Taste-Testing 3-D-Printed Candies

Print your candy and eat it too

ChefJet Candies

Sam Kaplan

These days you can 3-D print just about anything—a wrist splint, a figurine that looks just like you, even components for rockets. Now food is on the list. One start-up, Natural Machines, began printing savory meals like ravioli and pizza in the fall of 2013. Over in Germany, the 13-year-old company Biozoon has started printing easy-to-swallow pureed foods for senior citizens, molded to look like the real thing. And 3D Systems will launch two commercial food printers, the ChefJet and the ChefJet Pro, this year.

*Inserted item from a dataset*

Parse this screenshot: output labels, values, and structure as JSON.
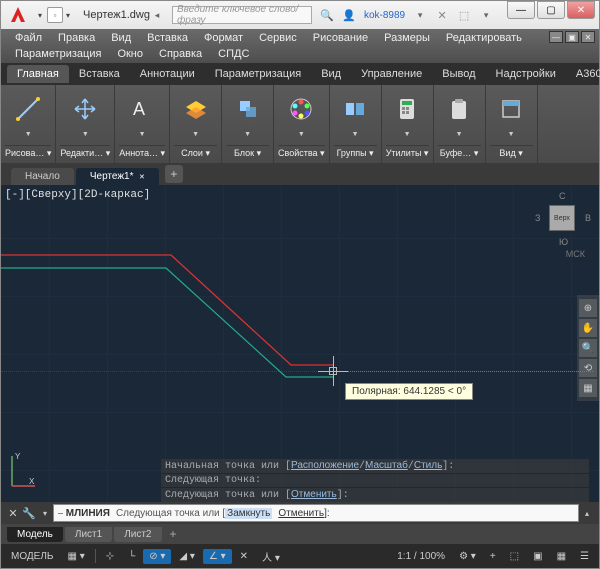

That’s all well and good, but 3-D–printed food won’t have much of a future if it doesn’t taste good. So we asked 3D Systems to print out mint and sour-apple-flavored candy for the Popular Science staff to try. Like filament printers, the device deposits a powdered-sugar mixture and builds it up layer by layer using a water-based binding agent. The shapes were awesome (geodesic domes!), but what about the taste?

The Verdict

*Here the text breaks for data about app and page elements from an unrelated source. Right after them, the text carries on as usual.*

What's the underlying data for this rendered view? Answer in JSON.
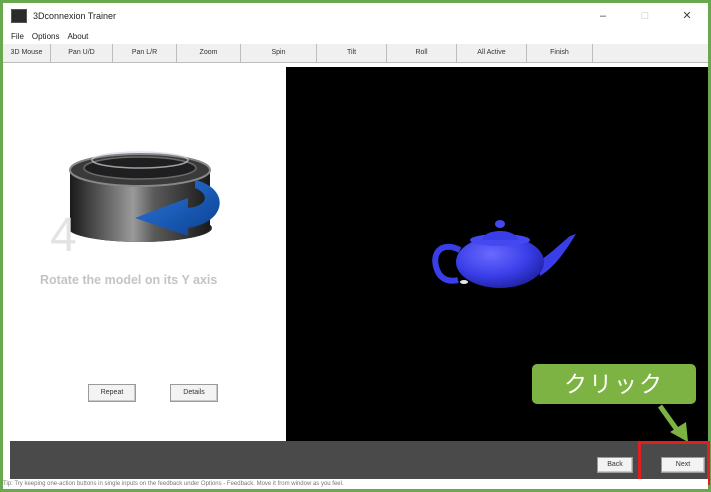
{
  "window": {
    "title": "3Dconnexion Trainer",
    "controls": [
      "–",
      "□",
      "✕"
    ]
  },
  "menu": [
    "File",
    "Options",
    "About"
  ],
  "tabs": [
    "3D Mouse",
    "Pan U/D",
    "Pan L/R",
    "Zoom",
    "Spin",
    "Tilt",
    "Roll",
    "All Active",
    "Finish"
  ],
  "step": {
    "number": "4",
    "instruction": "Rotate the model on its Y axis",
    "repeat_label": "Repeat",
    "details_label": "Details"
  },
  "nav": {
    "back_label": "Back",
    "next_label": "Next"
  },
  "callout_text": "クリック",
  "status_text": "Tip: Try keeping one-action buttons in single inputs on the feedback under Options - Feedback. Move it from window as you feel.",
  "colors": {
    "accent_green": "#7cb342",
    "highlight_red": "#e02020",
    "teapot_blue": "#3a3ee8"
  }
}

TASTE

“Starts out sweet and ends up sour.”

“It’s like a Sour Patch Kid meets Pixie Stix, meets a 3-D printer.”

“It tastes like an after-dinner mint mixed with a sugar cube. Or a sugar cube made of crushed-up dinner mints.”

“I would be very excited if this tasted more like a chip.”

TEXTURE

“It’s grainy, but I don’t mind it.”

“It’s like a sugar cube mixed with a cloud.”

“I’ve never thought of candy as dry . . .”

“Gets stuck in your teeth.”

“It’s like . . . what is it like? It’s not like anything.”

Tell us your favorite 3-D–printed project—or better yet, send a photo to 3d@popsci.com!

This article originally appeared in the January 2015 issue of Popular Science, under the name "Print Your Candy And Eat It Too."